━━━ MATERIAL SHOWN

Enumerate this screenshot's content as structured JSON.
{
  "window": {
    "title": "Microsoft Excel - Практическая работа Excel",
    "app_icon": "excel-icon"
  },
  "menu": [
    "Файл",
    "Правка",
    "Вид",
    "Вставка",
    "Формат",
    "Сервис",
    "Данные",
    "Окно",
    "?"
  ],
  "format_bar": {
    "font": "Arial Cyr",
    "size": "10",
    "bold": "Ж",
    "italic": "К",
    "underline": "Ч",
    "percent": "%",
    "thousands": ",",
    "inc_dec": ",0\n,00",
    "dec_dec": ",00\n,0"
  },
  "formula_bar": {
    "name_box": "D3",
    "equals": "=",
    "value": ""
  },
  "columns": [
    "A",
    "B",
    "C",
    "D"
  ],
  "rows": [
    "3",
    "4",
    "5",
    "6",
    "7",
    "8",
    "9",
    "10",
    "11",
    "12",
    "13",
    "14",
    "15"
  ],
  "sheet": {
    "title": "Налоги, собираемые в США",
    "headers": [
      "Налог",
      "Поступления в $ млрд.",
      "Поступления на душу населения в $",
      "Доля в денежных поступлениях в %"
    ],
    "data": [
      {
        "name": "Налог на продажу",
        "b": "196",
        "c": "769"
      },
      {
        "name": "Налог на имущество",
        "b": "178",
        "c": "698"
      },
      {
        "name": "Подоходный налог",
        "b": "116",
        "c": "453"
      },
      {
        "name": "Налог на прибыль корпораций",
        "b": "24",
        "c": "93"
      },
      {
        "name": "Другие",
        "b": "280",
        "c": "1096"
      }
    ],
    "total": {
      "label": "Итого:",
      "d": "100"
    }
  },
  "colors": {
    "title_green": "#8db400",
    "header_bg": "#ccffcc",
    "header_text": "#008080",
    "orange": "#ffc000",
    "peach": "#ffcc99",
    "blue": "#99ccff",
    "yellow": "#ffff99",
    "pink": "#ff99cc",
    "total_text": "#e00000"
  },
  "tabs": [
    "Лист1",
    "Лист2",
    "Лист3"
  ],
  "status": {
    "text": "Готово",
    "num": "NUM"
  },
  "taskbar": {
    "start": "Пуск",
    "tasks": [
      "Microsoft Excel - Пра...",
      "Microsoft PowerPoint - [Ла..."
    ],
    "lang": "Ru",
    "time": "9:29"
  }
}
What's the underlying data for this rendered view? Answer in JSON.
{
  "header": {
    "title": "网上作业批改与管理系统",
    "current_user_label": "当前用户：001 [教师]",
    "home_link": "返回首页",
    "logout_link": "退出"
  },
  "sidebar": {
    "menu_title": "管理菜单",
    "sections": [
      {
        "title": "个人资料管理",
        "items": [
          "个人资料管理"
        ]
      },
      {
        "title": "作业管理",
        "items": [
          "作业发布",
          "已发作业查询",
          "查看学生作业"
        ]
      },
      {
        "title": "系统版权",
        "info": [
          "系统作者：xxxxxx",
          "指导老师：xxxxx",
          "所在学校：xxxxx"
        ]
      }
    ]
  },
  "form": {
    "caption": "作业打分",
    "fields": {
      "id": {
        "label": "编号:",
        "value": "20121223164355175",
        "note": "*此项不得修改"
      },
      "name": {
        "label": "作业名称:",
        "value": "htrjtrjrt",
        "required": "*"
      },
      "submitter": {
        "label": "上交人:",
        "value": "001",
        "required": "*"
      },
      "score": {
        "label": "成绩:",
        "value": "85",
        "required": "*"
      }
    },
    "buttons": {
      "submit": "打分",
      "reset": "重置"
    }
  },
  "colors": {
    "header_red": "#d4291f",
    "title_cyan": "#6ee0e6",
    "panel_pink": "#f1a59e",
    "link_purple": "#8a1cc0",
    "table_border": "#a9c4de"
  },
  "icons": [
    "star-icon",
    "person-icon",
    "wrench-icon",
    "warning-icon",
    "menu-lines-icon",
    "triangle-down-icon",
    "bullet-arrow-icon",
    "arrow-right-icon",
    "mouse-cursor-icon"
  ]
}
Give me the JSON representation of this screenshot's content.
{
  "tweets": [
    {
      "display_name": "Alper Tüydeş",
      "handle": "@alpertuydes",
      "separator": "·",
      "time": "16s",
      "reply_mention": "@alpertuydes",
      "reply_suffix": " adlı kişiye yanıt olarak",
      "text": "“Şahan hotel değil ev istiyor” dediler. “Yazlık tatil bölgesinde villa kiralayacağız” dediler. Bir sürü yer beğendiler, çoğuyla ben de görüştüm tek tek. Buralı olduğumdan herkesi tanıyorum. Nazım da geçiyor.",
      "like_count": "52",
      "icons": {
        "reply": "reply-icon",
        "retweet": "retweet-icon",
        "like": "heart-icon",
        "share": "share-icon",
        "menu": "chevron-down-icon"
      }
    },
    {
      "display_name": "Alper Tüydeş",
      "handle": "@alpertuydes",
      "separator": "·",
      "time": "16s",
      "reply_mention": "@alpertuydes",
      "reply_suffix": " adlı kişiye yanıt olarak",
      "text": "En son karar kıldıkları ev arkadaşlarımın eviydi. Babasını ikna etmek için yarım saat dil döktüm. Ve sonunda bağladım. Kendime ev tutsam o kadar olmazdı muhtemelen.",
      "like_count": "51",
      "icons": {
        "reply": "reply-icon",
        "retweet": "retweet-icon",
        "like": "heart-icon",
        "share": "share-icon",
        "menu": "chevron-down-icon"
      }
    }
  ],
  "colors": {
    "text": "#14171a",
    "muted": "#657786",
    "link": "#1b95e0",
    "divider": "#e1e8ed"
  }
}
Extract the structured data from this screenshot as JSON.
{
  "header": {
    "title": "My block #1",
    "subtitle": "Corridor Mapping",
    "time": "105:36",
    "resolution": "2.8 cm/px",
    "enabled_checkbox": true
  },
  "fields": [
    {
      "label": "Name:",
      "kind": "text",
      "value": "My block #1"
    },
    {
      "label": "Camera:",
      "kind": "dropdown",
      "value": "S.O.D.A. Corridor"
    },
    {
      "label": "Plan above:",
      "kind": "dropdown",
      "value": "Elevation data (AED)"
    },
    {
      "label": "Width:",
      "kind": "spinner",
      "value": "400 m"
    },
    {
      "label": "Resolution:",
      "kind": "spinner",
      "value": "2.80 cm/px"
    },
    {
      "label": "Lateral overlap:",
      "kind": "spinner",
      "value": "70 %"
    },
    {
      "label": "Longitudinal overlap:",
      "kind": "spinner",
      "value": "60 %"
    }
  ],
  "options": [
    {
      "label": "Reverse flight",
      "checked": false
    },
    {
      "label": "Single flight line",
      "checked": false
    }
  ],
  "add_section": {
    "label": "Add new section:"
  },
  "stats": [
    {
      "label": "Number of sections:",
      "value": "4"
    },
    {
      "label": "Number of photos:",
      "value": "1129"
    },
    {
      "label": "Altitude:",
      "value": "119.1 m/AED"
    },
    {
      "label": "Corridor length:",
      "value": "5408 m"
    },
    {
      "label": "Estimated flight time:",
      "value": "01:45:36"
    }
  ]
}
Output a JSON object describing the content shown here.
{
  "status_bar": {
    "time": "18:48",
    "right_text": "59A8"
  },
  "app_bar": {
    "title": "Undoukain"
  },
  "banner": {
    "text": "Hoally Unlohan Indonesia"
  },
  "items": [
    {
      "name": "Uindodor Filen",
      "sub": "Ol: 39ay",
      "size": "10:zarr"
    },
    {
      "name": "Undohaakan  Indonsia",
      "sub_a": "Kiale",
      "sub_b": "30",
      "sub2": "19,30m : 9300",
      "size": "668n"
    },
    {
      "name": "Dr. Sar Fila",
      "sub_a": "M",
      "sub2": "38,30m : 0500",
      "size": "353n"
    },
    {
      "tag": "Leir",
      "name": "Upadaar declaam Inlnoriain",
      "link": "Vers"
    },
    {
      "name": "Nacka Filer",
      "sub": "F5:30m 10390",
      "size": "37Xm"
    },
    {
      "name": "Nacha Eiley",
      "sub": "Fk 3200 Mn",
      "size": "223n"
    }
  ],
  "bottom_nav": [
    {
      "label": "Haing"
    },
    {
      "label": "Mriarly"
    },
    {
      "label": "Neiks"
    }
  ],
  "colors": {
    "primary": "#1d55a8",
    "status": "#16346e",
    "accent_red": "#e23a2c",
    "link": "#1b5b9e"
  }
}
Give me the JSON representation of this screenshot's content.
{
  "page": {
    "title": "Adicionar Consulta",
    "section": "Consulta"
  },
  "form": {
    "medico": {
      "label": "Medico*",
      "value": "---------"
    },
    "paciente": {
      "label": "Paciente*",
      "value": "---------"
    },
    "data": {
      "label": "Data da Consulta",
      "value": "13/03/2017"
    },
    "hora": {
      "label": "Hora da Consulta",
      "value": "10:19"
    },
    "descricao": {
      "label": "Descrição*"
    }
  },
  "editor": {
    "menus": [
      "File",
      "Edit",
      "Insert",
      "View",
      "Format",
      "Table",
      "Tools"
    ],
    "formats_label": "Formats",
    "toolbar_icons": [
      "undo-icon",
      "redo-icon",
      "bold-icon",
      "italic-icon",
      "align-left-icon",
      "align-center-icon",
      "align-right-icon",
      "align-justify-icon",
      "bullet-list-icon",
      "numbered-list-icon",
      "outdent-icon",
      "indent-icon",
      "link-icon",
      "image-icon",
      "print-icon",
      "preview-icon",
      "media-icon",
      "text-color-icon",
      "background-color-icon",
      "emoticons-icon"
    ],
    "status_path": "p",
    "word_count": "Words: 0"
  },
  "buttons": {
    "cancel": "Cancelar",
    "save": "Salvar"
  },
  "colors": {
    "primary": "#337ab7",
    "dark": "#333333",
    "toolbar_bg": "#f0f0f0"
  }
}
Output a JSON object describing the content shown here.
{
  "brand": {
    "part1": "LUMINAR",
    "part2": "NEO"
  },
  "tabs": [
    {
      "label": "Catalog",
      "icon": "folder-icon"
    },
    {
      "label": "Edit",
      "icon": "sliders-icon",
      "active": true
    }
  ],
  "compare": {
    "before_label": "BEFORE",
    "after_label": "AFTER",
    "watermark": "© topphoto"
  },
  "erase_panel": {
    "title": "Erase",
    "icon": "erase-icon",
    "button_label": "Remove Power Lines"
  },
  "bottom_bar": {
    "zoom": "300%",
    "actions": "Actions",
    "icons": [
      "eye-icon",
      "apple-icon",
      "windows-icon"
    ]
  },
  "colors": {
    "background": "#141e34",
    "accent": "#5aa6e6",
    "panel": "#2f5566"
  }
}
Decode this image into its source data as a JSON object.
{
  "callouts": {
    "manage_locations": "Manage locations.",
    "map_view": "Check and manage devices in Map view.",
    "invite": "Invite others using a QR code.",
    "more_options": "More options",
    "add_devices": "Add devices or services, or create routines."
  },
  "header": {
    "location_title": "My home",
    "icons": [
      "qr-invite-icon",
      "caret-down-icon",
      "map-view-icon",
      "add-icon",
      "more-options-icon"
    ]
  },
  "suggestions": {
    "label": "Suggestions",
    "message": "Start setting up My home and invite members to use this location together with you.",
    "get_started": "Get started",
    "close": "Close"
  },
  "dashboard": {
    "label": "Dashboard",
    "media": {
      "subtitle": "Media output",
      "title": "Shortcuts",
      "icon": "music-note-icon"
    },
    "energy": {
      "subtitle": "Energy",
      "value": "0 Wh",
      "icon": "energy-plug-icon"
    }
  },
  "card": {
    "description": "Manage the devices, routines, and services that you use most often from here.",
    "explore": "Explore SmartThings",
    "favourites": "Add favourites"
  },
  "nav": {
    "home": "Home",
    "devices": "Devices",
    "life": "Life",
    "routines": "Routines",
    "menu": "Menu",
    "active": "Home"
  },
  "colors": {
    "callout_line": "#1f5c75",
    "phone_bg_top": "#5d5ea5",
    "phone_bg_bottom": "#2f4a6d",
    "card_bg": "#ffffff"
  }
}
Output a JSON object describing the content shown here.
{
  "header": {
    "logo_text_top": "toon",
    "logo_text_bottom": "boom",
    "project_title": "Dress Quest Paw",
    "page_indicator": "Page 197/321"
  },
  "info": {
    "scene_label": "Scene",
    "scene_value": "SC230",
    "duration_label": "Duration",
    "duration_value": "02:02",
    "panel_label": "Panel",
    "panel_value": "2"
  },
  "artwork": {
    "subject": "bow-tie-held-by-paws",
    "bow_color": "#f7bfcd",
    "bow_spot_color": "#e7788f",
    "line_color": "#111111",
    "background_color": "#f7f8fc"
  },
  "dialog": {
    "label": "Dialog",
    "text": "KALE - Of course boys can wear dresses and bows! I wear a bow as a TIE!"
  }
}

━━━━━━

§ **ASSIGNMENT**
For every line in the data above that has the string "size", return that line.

§ **PROBLEM SOLUTION**
    "size": "10",
      "size": "10:zarr"
      "size": "668n"
      "size": "353n"
      "size": "37Xm"
      "size": "223n"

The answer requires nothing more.